On the outside, giant restaurants can often look similar—limited-time offerings, value menus and heavy marketing.
But look under the hood, and you'll find that some are heavily dependent on the franchise model, or generating income from individual franchisees who pay annual royalties and advertising fees in addition to a onetime set-up fee. Depending on the chain, franchisees also must have substantial personal assets.
While heavily franchised businesses typically generate a less volatile stream of cash flow, they also receive a smaller benefit from restaurant boom times when sales are through the roof.
Wells Fargo recently crunched the numbers to find out what happens when the Fed raises rates, which typically occurs in exactly the healthy consumer environment when predominately franchised restaurants see a smaller benefit.
Turns out, such heavily franchised restaurants have underperformed the broader market in three of the last four periods of rising rates.

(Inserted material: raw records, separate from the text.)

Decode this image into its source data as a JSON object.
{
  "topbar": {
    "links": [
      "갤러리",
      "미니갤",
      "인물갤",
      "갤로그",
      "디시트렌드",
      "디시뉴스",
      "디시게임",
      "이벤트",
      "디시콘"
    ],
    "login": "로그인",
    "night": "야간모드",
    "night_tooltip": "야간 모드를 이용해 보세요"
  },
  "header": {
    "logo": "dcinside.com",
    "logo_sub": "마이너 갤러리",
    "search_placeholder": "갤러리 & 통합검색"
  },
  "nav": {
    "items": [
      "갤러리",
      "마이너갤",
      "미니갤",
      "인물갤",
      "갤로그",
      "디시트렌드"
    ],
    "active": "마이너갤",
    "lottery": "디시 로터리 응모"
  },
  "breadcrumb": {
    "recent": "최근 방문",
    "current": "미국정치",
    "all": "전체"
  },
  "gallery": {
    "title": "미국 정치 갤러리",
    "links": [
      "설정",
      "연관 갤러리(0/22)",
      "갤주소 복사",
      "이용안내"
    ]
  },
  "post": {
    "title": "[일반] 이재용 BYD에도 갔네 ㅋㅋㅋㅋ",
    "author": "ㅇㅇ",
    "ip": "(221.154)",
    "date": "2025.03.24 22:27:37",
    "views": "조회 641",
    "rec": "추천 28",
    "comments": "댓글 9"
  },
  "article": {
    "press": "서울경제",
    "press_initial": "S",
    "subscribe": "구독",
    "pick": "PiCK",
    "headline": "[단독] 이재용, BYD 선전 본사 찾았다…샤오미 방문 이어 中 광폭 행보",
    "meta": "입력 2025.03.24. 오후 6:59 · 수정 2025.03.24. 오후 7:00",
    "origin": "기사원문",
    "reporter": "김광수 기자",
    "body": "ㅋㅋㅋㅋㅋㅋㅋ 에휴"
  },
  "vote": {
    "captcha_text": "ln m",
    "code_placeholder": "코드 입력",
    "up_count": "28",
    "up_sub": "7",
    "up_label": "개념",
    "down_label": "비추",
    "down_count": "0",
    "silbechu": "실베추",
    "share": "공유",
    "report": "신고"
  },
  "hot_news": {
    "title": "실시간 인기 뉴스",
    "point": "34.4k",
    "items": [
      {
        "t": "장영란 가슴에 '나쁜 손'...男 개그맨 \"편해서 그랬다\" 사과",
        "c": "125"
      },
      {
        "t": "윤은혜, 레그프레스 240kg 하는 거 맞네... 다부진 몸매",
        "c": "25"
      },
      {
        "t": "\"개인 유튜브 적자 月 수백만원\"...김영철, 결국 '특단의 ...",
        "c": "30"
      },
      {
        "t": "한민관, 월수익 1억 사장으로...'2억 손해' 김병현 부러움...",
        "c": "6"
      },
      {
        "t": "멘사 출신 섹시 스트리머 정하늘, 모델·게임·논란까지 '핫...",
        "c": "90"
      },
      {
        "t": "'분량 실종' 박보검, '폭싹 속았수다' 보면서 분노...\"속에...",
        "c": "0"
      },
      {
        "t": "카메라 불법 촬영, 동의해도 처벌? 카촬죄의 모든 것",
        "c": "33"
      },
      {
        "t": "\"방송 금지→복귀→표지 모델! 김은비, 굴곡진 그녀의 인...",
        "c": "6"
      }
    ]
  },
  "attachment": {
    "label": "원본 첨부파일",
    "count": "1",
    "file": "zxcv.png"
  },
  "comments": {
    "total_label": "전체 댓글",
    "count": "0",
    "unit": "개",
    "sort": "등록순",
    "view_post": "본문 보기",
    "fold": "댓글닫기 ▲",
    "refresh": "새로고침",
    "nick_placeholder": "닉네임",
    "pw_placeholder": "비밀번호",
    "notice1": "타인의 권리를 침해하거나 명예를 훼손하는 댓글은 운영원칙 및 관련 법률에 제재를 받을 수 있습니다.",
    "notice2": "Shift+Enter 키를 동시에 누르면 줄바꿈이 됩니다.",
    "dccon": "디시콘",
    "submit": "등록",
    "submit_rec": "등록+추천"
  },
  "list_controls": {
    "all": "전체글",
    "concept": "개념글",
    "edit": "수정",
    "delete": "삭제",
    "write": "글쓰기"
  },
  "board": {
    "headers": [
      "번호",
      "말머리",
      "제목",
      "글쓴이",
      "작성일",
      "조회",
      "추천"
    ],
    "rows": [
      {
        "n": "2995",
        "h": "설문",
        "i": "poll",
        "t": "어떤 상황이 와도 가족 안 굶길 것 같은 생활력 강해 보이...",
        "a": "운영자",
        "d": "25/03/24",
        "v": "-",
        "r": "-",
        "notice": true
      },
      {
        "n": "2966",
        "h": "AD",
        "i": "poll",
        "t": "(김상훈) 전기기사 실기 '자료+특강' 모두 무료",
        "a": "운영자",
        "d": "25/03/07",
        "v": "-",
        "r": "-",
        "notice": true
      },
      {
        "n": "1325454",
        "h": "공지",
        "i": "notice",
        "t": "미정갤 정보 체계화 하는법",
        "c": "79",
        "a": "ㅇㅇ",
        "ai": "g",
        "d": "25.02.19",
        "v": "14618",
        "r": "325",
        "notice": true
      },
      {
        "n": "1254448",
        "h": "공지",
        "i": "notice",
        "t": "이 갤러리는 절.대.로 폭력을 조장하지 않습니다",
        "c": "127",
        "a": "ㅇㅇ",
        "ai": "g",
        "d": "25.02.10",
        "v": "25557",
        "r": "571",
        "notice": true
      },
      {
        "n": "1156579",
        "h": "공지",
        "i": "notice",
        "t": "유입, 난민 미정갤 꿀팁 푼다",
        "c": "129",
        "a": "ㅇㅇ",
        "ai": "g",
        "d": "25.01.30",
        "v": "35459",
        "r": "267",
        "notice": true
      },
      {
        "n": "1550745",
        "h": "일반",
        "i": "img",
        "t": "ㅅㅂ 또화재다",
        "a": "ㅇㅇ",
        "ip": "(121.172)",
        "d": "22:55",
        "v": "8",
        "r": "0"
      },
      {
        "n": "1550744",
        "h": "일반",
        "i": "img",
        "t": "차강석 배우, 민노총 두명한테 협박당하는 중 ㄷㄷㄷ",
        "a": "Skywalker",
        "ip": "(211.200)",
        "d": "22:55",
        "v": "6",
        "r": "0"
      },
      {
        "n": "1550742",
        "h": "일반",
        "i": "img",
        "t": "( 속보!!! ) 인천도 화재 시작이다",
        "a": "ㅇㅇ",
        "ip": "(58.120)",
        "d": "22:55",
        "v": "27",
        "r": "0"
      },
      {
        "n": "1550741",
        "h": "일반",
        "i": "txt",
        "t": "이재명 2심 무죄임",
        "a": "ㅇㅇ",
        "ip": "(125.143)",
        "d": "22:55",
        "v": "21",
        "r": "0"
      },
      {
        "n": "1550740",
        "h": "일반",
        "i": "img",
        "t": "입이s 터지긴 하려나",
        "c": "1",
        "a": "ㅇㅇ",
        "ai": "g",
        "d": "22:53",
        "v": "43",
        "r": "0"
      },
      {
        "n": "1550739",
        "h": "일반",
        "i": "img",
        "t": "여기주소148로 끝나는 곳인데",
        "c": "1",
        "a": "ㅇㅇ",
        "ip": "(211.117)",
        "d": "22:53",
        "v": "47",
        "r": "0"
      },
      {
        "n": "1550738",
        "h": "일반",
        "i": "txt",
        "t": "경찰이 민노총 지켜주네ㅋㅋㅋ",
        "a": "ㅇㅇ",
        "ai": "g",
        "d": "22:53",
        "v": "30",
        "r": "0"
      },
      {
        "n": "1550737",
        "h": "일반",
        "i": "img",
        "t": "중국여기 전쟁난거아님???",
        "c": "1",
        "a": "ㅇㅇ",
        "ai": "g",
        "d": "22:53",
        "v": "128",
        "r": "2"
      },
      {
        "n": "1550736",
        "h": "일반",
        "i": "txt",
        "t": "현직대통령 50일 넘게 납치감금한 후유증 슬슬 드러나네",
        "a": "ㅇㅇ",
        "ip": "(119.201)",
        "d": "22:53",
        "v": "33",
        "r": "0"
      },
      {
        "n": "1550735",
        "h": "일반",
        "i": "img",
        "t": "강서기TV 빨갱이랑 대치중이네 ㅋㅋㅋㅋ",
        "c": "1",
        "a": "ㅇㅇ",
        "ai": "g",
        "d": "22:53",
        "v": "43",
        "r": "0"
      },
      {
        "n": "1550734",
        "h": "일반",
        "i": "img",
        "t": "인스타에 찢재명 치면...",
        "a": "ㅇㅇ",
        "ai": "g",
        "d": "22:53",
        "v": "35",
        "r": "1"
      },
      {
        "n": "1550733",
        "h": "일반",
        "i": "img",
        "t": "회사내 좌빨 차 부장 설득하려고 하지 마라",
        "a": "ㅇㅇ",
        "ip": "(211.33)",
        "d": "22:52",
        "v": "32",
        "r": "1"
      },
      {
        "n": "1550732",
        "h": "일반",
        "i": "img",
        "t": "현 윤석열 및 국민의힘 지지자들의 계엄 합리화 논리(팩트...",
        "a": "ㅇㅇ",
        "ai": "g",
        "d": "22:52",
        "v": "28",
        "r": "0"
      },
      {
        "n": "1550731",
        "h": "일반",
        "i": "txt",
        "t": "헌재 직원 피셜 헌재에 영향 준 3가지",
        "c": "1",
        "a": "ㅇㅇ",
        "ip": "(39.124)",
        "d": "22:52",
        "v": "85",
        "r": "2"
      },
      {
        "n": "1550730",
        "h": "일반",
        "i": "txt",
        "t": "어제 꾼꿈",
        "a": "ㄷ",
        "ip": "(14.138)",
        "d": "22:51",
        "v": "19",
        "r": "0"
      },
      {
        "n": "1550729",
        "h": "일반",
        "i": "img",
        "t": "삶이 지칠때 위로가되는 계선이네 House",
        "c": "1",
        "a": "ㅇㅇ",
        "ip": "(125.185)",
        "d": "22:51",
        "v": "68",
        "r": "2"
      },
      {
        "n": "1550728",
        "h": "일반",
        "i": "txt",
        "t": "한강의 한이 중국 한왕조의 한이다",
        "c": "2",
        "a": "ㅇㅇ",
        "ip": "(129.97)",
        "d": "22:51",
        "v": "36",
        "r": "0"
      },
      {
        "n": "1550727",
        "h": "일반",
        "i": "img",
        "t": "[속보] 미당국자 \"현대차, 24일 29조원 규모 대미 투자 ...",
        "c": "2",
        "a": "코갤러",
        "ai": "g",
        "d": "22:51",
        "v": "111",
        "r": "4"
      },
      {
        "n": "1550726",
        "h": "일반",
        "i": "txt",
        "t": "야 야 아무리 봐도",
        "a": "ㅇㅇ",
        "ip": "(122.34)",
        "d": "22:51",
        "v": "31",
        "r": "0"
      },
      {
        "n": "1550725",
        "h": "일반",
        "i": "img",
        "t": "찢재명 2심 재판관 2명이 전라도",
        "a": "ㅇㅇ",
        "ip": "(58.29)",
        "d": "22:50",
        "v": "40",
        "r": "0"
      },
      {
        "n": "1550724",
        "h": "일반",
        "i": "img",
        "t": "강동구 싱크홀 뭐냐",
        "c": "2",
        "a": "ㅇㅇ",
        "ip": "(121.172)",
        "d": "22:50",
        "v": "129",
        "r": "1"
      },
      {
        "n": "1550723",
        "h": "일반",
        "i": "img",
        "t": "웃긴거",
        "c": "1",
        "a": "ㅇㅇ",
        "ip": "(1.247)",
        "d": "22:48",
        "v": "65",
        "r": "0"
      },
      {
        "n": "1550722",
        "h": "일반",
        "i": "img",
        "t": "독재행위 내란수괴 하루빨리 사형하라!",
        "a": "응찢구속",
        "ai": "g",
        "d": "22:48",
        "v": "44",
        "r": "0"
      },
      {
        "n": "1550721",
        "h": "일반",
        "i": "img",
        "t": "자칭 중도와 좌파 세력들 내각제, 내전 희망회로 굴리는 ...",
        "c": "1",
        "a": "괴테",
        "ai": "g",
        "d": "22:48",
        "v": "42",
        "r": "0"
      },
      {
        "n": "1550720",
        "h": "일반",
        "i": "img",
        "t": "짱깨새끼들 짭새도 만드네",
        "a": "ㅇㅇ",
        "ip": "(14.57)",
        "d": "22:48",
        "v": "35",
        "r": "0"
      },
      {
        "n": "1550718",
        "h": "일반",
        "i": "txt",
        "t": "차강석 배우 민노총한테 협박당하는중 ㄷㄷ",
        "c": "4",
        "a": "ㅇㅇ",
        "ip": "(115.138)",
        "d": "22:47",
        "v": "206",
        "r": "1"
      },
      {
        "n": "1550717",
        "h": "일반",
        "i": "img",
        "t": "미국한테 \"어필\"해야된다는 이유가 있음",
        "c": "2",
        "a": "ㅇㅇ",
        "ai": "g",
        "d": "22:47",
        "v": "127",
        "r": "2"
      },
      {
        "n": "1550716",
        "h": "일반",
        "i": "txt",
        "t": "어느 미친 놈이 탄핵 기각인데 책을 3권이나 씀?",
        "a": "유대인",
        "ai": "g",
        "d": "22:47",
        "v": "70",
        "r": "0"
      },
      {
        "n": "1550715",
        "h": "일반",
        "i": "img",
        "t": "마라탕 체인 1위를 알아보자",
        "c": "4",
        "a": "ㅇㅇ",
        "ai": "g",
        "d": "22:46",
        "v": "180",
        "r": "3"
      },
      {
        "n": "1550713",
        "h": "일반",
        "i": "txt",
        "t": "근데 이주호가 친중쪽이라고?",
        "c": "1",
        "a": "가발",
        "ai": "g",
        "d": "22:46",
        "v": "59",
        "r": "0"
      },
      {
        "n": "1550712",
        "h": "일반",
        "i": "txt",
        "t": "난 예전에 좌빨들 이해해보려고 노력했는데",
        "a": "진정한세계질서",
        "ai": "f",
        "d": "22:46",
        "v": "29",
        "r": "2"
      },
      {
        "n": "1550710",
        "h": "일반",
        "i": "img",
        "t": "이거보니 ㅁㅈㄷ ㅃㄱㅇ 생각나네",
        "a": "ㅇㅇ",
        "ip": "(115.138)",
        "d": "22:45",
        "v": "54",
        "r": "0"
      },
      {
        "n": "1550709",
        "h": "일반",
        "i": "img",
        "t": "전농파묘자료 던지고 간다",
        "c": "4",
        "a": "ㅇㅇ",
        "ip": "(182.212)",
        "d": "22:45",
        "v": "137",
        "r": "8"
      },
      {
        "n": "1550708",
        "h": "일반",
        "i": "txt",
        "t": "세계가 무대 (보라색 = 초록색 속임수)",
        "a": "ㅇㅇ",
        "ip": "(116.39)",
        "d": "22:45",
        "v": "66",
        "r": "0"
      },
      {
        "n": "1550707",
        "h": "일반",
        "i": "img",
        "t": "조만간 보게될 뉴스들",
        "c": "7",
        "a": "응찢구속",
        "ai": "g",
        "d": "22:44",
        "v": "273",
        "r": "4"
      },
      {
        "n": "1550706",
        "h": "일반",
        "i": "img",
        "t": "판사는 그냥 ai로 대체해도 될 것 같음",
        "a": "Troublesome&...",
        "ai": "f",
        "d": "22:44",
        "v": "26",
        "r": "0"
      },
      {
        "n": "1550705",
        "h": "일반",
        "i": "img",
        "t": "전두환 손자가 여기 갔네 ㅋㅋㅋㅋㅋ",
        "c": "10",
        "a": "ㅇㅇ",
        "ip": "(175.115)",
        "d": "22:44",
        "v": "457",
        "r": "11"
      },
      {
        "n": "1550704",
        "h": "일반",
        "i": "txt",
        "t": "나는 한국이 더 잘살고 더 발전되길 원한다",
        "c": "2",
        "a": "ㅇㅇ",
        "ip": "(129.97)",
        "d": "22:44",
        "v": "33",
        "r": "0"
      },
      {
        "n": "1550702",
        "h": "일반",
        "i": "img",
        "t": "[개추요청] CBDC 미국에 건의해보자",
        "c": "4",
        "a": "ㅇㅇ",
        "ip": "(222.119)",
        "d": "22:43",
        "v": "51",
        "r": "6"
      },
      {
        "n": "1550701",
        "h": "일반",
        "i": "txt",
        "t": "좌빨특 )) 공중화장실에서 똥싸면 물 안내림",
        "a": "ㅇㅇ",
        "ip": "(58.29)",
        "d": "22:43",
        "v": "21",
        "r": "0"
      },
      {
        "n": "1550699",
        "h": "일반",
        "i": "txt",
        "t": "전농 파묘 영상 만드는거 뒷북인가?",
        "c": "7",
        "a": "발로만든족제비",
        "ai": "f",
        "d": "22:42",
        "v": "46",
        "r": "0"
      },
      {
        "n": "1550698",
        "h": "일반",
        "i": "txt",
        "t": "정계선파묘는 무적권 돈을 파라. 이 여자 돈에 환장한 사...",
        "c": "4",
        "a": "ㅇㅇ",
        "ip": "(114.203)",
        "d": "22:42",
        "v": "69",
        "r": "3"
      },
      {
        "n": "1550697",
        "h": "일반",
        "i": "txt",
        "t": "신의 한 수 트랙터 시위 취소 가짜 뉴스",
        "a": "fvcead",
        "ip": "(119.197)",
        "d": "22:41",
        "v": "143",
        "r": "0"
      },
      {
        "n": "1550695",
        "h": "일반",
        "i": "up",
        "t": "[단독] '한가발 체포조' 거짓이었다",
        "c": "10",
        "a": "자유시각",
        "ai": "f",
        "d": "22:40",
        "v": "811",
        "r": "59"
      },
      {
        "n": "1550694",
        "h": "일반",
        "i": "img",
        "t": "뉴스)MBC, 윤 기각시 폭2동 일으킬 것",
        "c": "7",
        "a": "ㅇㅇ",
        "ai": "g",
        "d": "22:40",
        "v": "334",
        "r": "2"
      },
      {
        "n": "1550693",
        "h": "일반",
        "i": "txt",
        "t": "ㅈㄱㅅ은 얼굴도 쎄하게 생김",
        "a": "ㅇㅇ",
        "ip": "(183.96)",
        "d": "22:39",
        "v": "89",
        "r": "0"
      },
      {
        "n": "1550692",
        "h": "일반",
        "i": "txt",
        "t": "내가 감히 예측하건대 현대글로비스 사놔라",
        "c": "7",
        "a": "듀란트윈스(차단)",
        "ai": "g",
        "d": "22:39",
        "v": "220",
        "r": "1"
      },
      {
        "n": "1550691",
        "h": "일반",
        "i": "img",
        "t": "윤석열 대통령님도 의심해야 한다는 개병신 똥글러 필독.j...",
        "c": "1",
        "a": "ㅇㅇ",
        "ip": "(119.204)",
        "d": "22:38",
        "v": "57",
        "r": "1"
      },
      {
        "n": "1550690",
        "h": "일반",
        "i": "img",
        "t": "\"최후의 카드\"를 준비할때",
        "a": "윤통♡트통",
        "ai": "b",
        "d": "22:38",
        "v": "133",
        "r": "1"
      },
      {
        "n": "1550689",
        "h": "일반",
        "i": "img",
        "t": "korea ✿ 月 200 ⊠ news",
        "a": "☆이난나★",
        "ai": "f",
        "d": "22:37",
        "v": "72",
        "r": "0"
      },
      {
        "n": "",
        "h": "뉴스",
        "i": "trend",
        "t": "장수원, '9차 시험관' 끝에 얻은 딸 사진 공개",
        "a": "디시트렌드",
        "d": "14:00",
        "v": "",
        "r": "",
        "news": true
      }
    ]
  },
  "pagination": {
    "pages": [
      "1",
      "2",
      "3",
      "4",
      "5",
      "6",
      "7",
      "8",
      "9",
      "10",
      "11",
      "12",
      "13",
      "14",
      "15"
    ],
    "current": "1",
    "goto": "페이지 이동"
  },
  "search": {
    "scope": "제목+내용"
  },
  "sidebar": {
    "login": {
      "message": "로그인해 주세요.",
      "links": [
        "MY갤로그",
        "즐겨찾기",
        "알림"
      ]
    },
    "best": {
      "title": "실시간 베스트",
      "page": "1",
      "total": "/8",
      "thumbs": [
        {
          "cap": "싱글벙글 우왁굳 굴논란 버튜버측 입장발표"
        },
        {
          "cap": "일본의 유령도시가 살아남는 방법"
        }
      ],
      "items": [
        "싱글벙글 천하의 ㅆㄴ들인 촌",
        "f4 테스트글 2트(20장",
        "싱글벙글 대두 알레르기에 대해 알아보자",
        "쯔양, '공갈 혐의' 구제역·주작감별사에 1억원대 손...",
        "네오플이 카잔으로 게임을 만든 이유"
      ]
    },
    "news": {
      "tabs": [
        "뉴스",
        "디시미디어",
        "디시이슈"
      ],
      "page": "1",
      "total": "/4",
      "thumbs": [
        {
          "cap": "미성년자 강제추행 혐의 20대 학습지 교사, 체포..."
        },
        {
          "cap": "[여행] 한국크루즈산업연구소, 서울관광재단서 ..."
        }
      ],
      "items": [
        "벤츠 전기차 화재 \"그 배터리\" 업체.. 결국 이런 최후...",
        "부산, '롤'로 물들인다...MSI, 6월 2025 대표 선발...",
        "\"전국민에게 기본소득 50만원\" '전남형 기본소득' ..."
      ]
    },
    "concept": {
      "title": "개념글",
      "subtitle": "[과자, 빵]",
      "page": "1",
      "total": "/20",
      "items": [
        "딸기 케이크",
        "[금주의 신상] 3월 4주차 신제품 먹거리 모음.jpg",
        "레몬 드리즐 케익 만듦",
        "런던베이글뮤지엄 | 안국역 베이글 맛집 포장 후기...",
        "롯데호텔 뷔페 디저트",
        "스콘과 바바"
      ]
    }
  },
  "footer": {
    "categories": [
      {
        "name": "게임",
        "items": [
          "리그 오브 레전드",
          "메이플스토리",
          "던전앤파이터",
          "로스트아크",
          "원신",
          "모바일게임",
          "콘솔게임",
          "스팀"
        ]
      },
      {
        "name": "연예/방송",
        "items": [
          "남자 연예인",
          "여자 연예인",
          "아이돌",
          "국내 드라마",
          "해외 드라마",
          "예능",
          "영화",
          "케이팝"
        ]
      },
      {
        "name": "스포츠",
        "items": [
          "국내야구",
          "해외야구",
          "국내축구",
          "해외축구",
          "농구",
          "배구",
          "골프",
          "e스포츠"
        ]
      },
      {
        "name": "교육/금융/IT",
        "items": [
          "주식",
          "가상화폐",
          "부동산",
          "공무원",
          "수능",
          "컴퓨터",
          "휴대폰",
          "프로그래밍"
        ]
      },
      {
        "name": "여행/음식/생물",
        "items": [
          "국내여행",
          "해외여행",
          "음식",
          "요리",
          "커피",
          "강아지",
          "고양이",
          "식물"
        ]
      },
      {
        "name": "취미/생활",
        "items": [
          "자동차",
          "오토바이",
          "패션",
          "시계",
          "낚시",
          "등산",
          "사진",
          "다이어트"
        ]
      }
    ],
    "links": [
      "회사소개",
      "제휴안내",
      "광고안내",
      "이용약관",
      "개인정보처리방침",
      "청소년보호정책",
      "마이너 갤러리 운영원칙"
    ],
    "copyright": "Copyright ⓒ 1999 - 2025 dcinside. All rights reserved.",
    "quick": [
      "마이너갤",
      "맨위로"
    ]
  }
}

These franchise heavyweights have performed in line with their broader restaurant peer group. This suggests investors focus more on a sector group rather than a particular business model, analysts found.
Pictured here are McDonald's upcoming Sirloin Third Pounders. About 81.5 percent of the fast food chain's restaurants are franchised.
Which restaurants depend most heavily on franchises as ranked by the percent of total revenue coming from franchisees, according to company filings and Wells Fargo?
Click ahead to find out.
Correction: This slideshow has been updated to reflect Burger King's total revenue.
—By CNBC's Katie Little
Posted 19 April 2015